TEN YEARS ago today I was held up and shot.
It was about 9 o'clock on a balmy evening. I was going to see a friend in Baltimore to take her to a movie. Outside her apartment, two thugs asked me for directions. I told them how to get there, but they wanted me to take them. I refused, and then one pulled a gun and asked me to "hand it over!" I gave the other my wallet.
He searched me and then stood back. We stood there silently for what seemed an eternity but was really only a few seconds. I said, "OK, you got what you wanted. Why don't you just leave?" That's when they shot me.
It took two serious operations and several months of recuperation, but I recovered. The total medical cost was over $32,000. The police never did catch those two thugs who tried and almost succeeded in murdering me. I was mad that they got their handgun so easily.
Before I recovered, I joined the cause of handgun control. In the hospital, I handed out petitions calling for tougher handgun laws. There was no problem having people sign them, since in the hospital people see firsthand the terrible consequences of gun proliferation.
After I got out of the hospital, I testified before Congress and the Maryland General Assembly. I wrote articles and did whatever I could to keep handguns out of the wrong hands.

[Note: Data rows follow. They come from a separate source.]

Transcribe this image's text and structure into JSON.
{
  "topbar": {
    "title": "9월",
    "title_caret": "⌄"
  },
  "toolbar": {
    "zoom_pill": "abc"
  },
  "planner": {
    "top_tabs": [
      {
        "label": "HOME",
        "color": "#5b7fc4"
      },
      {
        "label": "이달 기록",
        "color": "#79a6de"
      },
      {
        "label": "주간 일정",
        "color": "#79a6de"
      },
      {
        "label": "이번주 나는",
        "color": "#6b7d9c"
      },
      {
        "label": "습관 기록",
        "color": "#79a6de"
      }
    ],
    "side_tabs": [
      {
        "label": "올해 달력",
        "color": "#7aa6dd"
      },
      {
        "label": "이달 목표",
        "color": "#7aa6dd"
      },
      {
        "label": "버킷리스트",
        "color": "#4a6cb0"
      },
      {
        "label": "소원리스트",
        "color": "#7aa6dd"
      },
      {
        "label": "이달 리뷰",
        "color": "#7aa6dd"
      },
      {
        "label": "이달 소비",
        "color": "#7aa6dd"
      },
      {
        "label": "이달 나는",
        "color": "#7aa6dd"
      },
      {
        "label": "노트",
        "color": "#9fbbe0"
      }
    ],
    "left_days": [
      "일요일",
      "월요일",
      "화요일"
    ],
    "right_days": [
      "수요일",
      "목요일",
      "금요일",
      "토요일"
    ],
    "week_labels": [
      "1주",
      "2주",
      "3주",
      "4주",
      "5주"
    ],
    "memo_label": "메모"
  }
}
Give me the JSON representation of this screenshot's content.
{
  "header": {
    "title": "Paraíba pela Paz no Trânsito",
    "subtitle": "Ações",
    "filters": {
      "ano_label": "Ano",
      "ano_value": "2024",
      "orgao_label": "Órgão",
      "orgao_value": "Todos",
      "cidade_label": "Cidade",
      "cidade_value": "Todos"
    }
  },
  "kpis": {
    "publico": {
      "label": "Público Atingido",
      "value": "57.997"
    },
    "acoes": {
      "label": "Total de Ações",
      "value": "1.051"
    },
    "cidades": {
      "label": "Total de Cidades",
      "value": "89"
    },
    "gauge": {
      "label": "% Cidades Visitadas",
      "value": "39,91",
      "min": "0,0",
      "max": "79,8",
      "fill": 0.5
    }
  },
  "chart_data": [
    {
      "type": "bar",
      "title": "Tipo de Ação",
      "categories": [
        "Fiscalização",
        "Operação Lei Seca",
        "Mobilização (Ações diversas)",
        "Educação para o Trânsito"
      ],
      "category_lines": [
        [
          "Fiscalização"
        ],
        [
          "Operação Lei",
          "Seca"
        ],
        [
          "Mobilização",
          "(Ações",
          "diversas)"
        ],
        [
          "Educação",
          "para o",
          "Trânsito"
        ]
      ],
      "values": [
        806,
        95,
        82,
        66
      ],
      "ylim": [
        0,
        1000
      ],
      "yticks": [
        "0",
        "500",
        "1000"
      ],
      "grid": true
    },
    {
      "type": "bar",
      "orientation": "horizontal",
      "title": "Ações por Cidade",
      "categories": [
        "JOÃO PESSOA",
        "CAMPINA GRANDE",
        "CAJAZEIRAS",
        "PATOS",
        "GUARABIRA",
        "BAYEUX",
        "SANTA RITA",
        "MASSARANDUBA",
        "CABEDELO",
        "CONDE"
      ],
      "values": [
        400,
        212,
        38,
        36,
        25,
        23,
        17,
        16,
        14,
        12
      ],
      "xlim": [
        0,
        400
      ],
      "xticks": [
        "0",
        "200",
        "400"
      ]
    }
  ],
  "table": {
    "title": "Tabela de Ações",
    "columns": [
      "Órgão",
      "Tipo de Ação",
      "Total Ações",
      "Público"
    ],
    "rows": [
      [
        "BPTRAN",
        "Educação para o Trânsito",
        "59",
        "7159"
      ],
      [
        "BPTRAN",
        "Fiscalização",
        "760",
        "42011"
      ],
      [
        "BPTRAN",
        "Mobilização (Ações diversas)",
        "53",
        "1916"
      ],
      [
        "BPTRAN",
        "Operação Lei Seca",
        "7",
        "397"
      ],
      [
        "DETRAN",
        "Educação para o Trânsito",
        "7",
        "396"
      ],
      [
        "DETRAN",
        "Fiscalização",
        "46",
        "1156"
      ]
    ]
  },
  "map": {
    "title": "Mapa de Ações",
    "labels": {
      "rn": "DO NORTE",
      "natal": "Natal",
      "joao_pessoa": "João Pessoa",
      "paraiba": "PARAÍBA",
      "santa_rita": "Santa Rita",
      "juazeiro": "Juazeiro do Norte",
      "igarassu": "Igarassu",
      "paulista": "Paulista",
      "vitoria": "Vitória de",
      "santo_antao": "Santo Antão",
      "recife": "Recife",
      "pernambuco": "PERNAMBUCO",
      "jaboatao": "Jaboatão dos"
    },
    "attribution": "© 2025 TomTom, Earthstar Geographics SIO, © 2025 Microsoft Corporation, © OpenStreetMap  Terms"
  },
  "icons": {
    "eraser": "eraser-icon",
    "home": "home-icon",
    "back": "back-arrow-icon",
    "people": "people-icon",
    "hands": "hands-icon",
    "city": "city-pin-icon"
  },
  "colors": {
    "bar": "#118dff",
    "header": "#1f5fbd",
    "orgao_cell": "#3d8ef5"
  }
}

I was not alone. Many others in Maryland also work hard for better handgun control laws. In 1986 I founded a local organization called Marylanders Against Handgun Abuse (MAHA). We've had some success. We fought hard for the handgun roster law that passed overwhelmingly in the state referendum in 1988. The law stipulates that MAHA have a representative on the handgun roster board that decides which handguns may be sold in Maryland. I serve on the board as that representative. MAHA's leadership has changed several times since I started it. Tony Ambridge, Baltimore city councilman, was president for a year, and now attorney Vincent DeMarco is the head.
But though much has been accomplished in the past 10 years, there is much to do.
We need to ban assault weapons. The problem with assault weapons did not become severe until 1989, the year after the roster board law was written. Assault weapons are semiautomatic guns based on military machine gun designs. Several varieties are small enough to fit the definition of handgun and have therefore come before the gun roster board. I've tried to have assault weapons disapproved, but the law does not allow handguns to be rejected simply because they have assault weapon characteristics. A law specifically banning assault weapons is needed.
We also need to limit the capacity of ammunition magazines to no more than six bullets before a gun is reloaded. Mandatory safety training and exams should be required for anyone who wants to use a gun. There should be a strict permit required to own a handgun. A national waiting period and a data base for checking the background of gun buyers is needed. The data base would include the registration record of each gun produced -- so that it could be traced. The handgun roster law should be amended to remove certain handguns from sale to the general public and allow only police to possess them.
In the 10 years since I was shot, much has been done to control handguns. But there are still too many falling into the hands of thugs like those who shot me. Better controls and better enforcement are needed. If we succeed, perhaps in 2001 what happened to me will be a thing of the past.
Matthew C. Fenton IV writes from Baltimore.